● Your goal: All entries given below are to be returned word for word.

● Records for this task:
========================
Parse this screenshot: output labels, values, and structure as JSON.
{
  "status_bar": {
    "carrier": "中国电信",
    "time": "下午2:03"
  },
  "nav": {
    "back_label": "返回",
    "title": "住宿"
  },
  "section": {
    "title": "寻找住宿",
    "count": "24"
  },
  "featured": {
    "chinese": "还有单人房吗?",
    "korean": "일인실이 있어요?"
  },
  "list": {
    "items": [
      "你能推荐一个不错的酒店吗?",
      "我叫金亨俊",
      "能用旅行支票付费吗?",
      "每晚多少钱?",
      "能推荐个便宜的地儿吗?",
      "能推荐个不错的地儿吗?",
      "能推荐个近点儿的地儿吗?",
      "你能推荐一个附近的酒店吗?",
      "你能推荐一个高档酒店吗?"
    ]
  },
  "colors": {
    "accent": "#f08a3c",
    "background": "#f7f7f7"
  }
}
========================
● Written reply:
Parse this screenshot: output labels, values, and structure as JSON.
{
  "status_bar": {
    "carrier": "中国电信",
    "time": "下午2:03"
  },
  "nav": {
    "back_label": "返回",
    "title": "住宿"
  },
  "section": {
    "title": "寻找住宿",
    "count": "24"
  },
  "featured": {
    "chinese": "还有单人房吗?",
    "korean": "일인실이 있어요?"
  },
  "list": {
    "items": [
      "你能推荐一个不错的酒店吗?",
      "我叫金亨俊",
      "能用旅行支票付费吗?",
      "每晚多少钱?",
      "能推荐个便宜的地儿吗?",
      "能推荐个不错的地儿吗?",
      "能推荐个近点儿的地儿吗?",
      "你能推荐一个附近的酒店吗?",
      "你能推荐一个高档酒店吗?"
    ]
  },
  "colors": {
    "accent": "#f08a3c",
    "background": "#f7f7f7"
  }
}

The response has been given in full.